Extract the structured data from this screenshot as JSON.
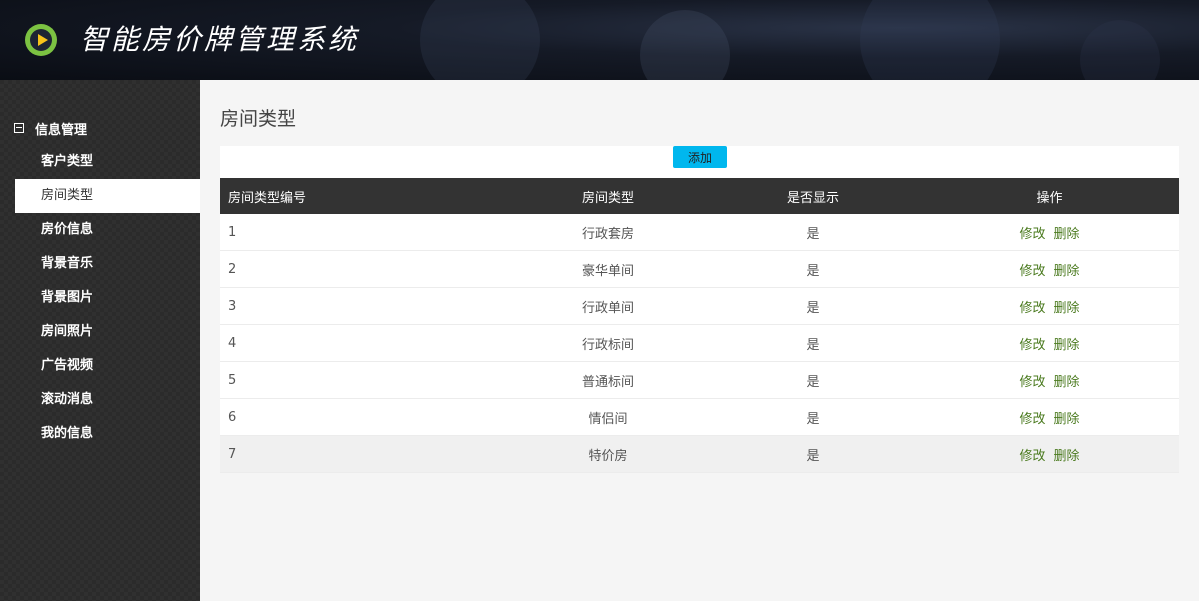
{
  "app": {
    "title": "智能房价牌管理系统"
  },
  "sidebar": {
    "group_title": "信息管理",
    "items": [
      {
        "label": "客户类型",
        "active": false
      },
      {
        "label": "房间类型",
        "active": true
      },
      {
        "label": "房价信息",
        "active": false
      },
      {
        "label": "背景音乐",
        "active": false
      },
      {
        "label": "背景图片",
        "active": false
      },
      {
        "label": "房间照片",
        "active": false
      },
      {
        "label": "广告视频",
        "active": false
      },
      {
        "label": "滚动消息",
        "active": false
      },
      {
        "label": "我的信息",
        "active": false
      }
    ]
  },
  "main": {
    "page_title": "房间类型",
    "add_label": "添加",
    "table": {
      "headers": [
        "房间类型编号",
        "房间类型",
        "是否显示",
        "操作"
      ],
      "edit_label": "修改",
      "delete_label": "删除",
      "rows": [
        {
          "id": "1",
          "type": "行政套房",
          "visible": "是"
        },
        {
          "id": "2",
          "type": "豪华单间",
          "visible": "是"
        },
        {
          "id": "3",
          "type": "行政单间",
          "visible": "是"
        },
        {
          "id": "4",
          "type": "行政标间",
          "visible": "是"
        },
        {
          "id": "5",
          "type": "普通标间",
          "visible": "是"
        },
        {
          "id": "6",
          "type": "情侣间",
          "visible": "是"
        },
        {
          "id": "7",
          "type": "特价房",
          "visible": "是"
        }
      ]
    }
  },
  "colors": {
    "accent_button": "#00b7ee",
    "table_header": "#333333",
    "link": "#4a7a1e",
    "sidebar_bg": "#2b2b2b"
  }
}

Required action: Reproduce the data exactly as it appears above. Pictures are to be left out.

Task output:
Extract the structured data from this screenshot as JSON.
{
  "app": {
    "title": "智能房价牌管理系统"
  },
  "sidebar": {
    "group_title": "信息管理",
    "items": [
      {
        "label": "客户类型",
        "active": false
      },
      {
        "label": "房间类型",
        "active": true
      },
      {
        "label": "房价信息",
        "active": false
      },
      {
        "label": "背景音乐",
        "active": false
      },
      {
        "label": "背景图片",
        "active": false
      },
      {
        "label": "房间照片",
        "active": false
      },
      {
        "label": "广告视频",
        "active": false
      },
      {
        "label": "滚动消息",
        "active": false
      },
      {
        "label": "我的信息",
        "active": false
      }
    ]
  },
  "main": {
    "page_title": "房间类型",
    "add_label": "添加",
    "table": {
      "headers": [
        "房间类型编号",
        "房间类型",
        "是否显示",
        "操作"
      ],
      "edit_label": "修改",
      "delete_label": "删除",
      "rows": [
        {
          "id": "1",
          "type": "行政套房",
          "visible": "是"
        },
        {
          "id": "2",
          "type": "豪华单间",
          "visible": "是"
        },
        {
          "id": "3",
          "type": "行政单间",
          "visible": "是"
        },
        {
          "id": "4",
          "type": "行政标间",
          "visible": "是"
        },
        {
          "id": "5",
          "type": "普通标间",
          "visible": "是"
        },
        {
          "id": "6",
          "type": "情侣间",
          "visible": "是"
        },
        {
          "id": "7",
          "type": "特价房",
          "visible": "是"
        }
      ]
    }
  },
  "colors": {
    "accent_button": "#00b7ee",
    "table_header": "#333333",
    "link": "#4a7a1e",
    "sidebar_bg": "#2b2b2b"
  }
}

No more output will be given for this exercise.